Documents Relating to New Zealand's Participation in the Second World War 1939–45: Volume I
38 — Report by the Hon. P. Fraser on his Visit to England in 1939 — [Extract] — APPOINTMENT OF GENERAL OFFICER COMMANDING
Report by the Hon. P. Fraser on his Visit to England in 1939
APPOINTMENT OF GENERAL OFFICER COMMANDING
….4 This again was one of the matters which I felt it essential to take up at the earliest possible moment and by the courtesy of the British authorities I was enabled to have a very early interview with General Ironside.
4 See Formation and Despatch of First Echelon (No. 66) for rest of text. As the original of this report could not be traced, this draft was supplied by courtesy of Mr. Fraser, who has partially reconstructed the report from notes made at the time.

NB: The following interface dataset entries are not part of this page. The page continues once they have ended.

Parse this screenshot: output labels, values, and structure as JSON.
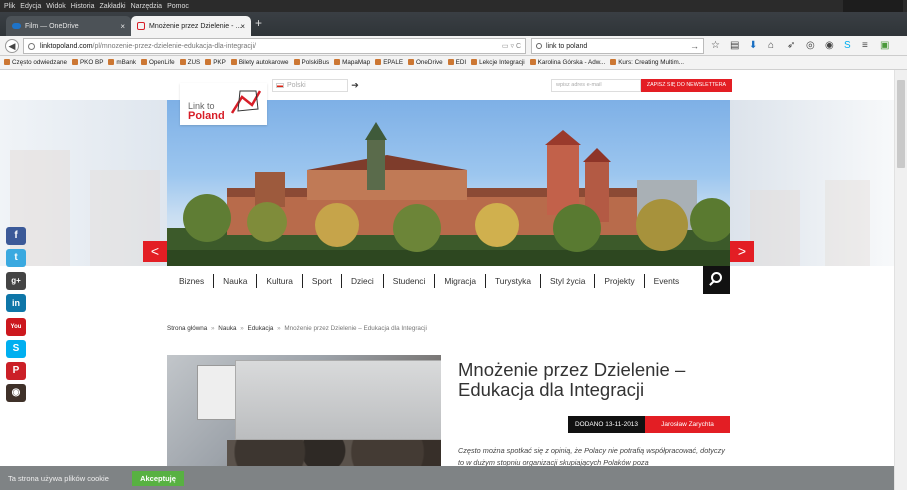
{
  "menubar": {
    "items": [
      "Plik",
      "Edycja",
      "Widok",
      "Historia",
      "Zakładki",
      "Narzędzia",
      "Pomoc"
    ]
  },
  "tabs": [
    {
      "label": "Film — OneDrive",
      "active": false
    },
    {
      "label": "Mnożenie przez Dzielenie - ...",
      "active": true
    }
  ],
  "tab_close": "×",
  "new_tab": "+",
  "navigation": {
    "back": "◀",
    "url_domain": "linktopoland.com",
    "url_path": "/pl/mnozenie-przez-dzielenie-edukacja-dla-integracji/",
    "url_controls": "▭ ▿ C",
    "search_value": "link to poland",
    "search_go": "→",
    "toolbar_icons": [
      "☆",
      "▤",
      "⬇",
      "⌂",
      "➶",
      "◎",
      "◉",
      "S",
      "≡",
      "▣"
    ]
  },
  "bookmarks": [
    "Często odwiedzane",
    "PKO BP",
    "mBank",
    "OpenLife",
    "ZUS",
    "PKP",
    "Bilety autokarowe",
    "PolskiBus",
    "MapaMap",
    "EPALE",
    "OneDrive",
    "EDI",
    "Lekcje Integracji",
    "Karolina Górska - Adw...",
    "Kurs: Creating Multim..."
  ],
  "site": {
    "language_value": "Polski",
    "language_go": "➔",
    "email_placeholder": "wpisz adres e-mail",
    "newsletter_button": "ZAPISZ SIĘ DO NEWSLETTERA",
    "logo_line1": "Link to",
    "logo_line2": "Poland",
    "slider_prev": "<",
    "slider_next": ">"
  },
  "nav_items": [
    "Biznes",
    "Nauka",
    "Kultura",
    "Sport",
    "Dzieci",
    "Studenci",
    "Migracja",
    "Turystyka",
    "Styl życia",
    "Projekty",
    "Events"
  ],
  "social": [
    {
      "name": "facebook",
      "glyph": "f",
      "color": "#3b5998"
    },
    {
      "name": "twitter",
      "glyph": "t",
      "color": "#3aa9e0"
    },
    {
      "name": "google-plus",
      "glyph": "g+",
      "color": "#444444"
    },
    {
      "name": "linkedin",
      "glyph": "in",
      "color": "#0e76a8"
    },
    {
      "name": "youtube",
      "glyph": "You",
      "color": "#cc181e"
    },
    {
      "name": "skype",
      "glyph": "S",
      "color": "#00aff0"
    },
    {
      "name": "pinterest",
      "glyph": "P",
      "color": "#cb2027"
    },
    {
      "name": "instagram",
      "glyph": "◉",
      "color": "#3f3129"
    }
  ],
  "breadcrumb": {
    "home": "Strona główna",
    "sep": "»",
    "level1": "Nauka",
    "level2": "Edukacja",
    "current": "Mnożenie przez Dzielenie – Edukacja dla Integracji"
  },
  "article": {
    "title": "Mnożenie przez Dzielenie – Edukacja dla Integracji",
    "date_label": "DODANO 13-11-2013",
    "author": "Jarosław Zarychta",
    "excerpt": "Często można spotkać się z opinią, że Polacy nie potrafią współpracować, dotyczy to w dużym stopniu organizacji skupiających Polaków poza"
  },
  "cookie_bar": {
    "text": "Ta strona używa plików cookie",
    "button": "Akceptuję"
  },
  "colors": {
    "accent_red": "#e31e24",
    "cookie_green": "#58b142"
  }
}
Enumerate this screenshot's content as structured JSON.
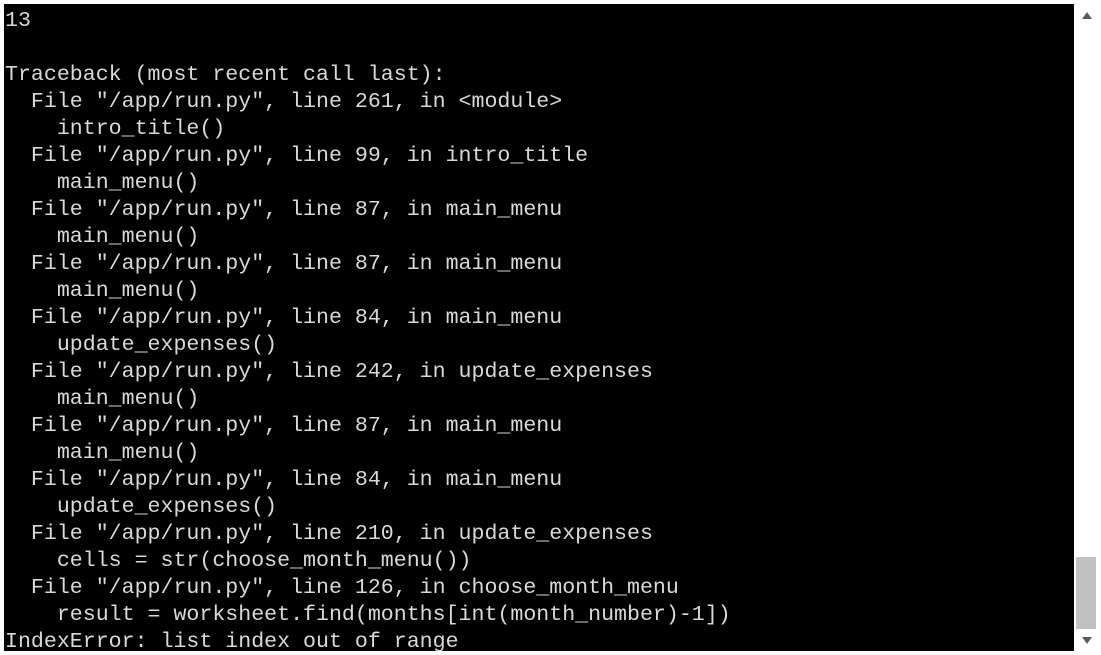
{
  "terminal": {
    "lines": [
      "13",
      "",
      "Traceback (most recent call last):",
      "  File \"/app/run.py\", line 261, in <module>",
      "    intro_title()",
      "  File \"/app/run.py\", line 99, in intro_title",
      "    main_menu()",
      "  File \"/app/run.py\", line 87, in main_menu",
      "    main_menu()",
      "  File \"/app/run.py\", line 87, in main_menu",
      "    main_menu()",
      "  File \"/app/run.py\", line 84, in main_menu",
      "    update_expenses()",
      "  File \"/app/run.py\", line 242, in update_expenses",
      "    main_menu()",
      "  File \"/app/run.py\", line 87, in main_menu",
      "    main_menu()",
      "  File \"/app/run.py\", line 84, in main_menu",
      "    update_expenses()",
      "  File \"/app/run.py\", line 210, in update_expenses",
      "    cells = str(choose_month_menu())",
      "  File \"/app/run.py\", line 126, in choose_month_menu",
      "    result = worksheet.find(months[int(month_number)-1])",
      "IndexError: list index out of range"
    ],
    "background_color": "#000000",
    "text_color": "#d9d9d9"
  },
  "scrollbar": {
    "up_icon": "arrow-up-icon",
    "down_icon": "arrow-down-icon",
    "position_fraction": 1.0,
    "visible_fraction": 0.12
  }
}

Armed with these views and opinions, when I saw General Ironside I told him that we were considering him (Freyberg) for the post of General Officer Commanding the New Zealand Expeditionary Force. He at once made it plain that in his opinion we could not make a better choice. He also spoke in the highest terms of Freyberg, whom he had known for a very lengthy period, and he expressed the opinion that Freyberg invariably took care of his men even at the risk of his own safety. He referred also to the wide experience which Freyberg had, not only in fighting but in the organisation of large bodies of men on a war basis. He regarded him as an admirable man to command a division, and indeed he had Freyberg on his own list, with five others, to be given command of an English division at a very early date. He made it plain that if we wanted Freyberg he would certainly allow us to have him, and that if we did not he would shortly be appointed to command an English division.
Subsequently, when in France, I had an opportunity of mentioning the matter to Lord Gort who also spoke in terms of high praise of Freyberg, though he thought he should have at least two months in France before assuming command of a division. At a later discussion I raised this aspect of the matter with General Ironside. He deprecated this on three grounds, firstly, that Freyberg would learn enough of the present method of operations in France in a week; secondly, that the present methods were as yet untried and might not be held to; and, thirdly, it was not impossible that the New Zealand Division would have to be employed in a totally different form of warfare in a totally different theatre of war.
1 Then First Lord of the Admiralty.
1 General Sir Charles Fergusson, GCB, GCMG, DSO, MVO, Governor-General of New Zealand, 1924–30.